Last Friday, Nintendo issued a statement to popular video game blog, joystiq. In the statement, Nintendo detailed their plans for how they’re going to distribute games for the 3DS and the Wii U.
Hit the jump for the press release and other details!
Here is the full statement from Nintendo:
Nintendo is aiming to significantly expand its digital business. In August, New Super Mario Bros. 2 for the Nintendo 3DS system will launch both as a packaged game at retail stores and as a digital download in the Nintendo eShop. The majority of Nintendo-published Nintendo 3DS games will have the same dual-distribution strategy. Likewise, the majority of Nintendo-published Wii U games will be available both as packaged products and as digital downloads starting on launch day.
These downloadable games will also be available for purchase at participating retail stores and on retailers’ websites. Our customers can visit retail outlets or their online shopping sites, look for the products they want and pay for the product there. The retailers will then provide shoppers with a 16-digit code that can be exchanged in the Nintendo eShop for the game. This will give shoppers more options to find and purchase their favorite games.
From this, we learn that the majority of first party games will have the dual distribution as described above. For example, New Super Mario Bros. 2 will be sold in both the standard packaging with the game cart or over the Nintendo eShop. The digital download can be purchased both directly on the eShop and in a retail store, such as GameStop.
Earlier, Nintendo revealed why they decided to have retail purchases for the digital download. Nintendo said that they did not want to alienate customers who prefer to purchase physical copies of games. Further, they wanted to use this as an opportunity to expose customers to digital purchases and allow people who are generally unable to buy digital downloads with a credit card. Kids, for example, would have a more difficult time purchasing a digital download straight to the 3DS.
With this in mind, we can be almost certain that the future Zelda games will be available both for purchase as a physical copy or digitally over the eShop.
Additionally, this press release also reveals that the Wii U store will be called the eShop, “The retailers will then provide shoppers with a 16-digit code that can be exchanged in the Nintendo eShop for the game.”

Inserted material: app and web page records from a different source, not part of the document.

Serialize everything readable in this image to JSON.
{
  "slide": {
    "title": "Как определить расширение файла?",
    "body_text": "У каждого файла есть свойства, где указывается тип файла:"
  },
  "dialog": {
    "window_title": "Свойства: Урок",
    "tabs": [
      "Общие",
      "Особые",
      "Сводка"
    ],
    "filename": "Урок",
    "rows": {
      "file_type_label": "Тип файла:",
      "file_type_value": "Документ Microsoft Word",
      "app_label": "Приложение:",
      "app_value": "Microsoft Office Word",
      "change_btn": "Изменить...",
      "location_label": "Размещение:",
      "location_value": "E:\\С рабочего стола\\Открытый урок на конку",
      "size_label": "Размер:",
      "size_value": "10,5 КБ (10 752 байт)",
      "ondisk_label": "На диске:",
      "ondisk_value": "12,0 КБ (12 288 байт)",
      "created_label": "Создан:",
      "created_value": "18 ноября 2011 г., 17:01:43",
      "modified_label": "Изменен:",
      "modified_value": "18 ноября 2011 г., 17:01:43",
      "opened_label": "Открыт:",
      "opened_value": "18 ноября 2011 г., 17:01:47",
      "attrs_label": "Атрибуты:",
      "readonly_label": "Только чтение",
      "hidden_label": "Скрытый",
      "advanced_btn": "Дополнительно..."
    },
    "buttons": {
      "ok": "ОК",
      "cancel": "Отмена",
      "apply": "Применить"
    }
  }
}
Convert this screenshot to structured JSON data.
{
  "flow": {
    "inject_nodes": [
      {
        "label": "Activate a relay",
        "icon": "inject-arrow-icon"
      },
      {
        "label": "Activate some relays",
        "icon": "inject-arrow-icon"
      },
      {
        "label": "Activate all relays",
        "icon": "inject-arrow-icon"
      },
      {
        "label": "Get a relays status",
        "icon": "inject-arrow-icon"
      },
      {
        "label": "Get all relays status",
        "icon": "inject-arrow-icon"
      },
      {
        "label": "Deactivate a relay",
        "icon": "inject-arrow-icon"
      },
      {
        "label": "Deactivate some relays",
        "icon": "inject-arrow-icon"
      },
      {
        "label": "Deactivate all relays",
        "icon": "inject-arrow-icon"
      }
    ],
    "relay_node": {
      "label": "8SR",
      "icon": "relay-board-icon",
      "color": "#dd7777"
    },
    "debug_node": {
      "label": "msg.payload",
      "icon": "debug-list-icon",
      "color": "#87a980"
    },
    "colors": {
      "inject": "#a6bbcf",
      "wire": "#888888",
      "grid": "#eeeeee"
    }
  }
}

What do you think about these changes? Is Nintendo taking a step in the right direction with the digital option? Tell us in the comments below!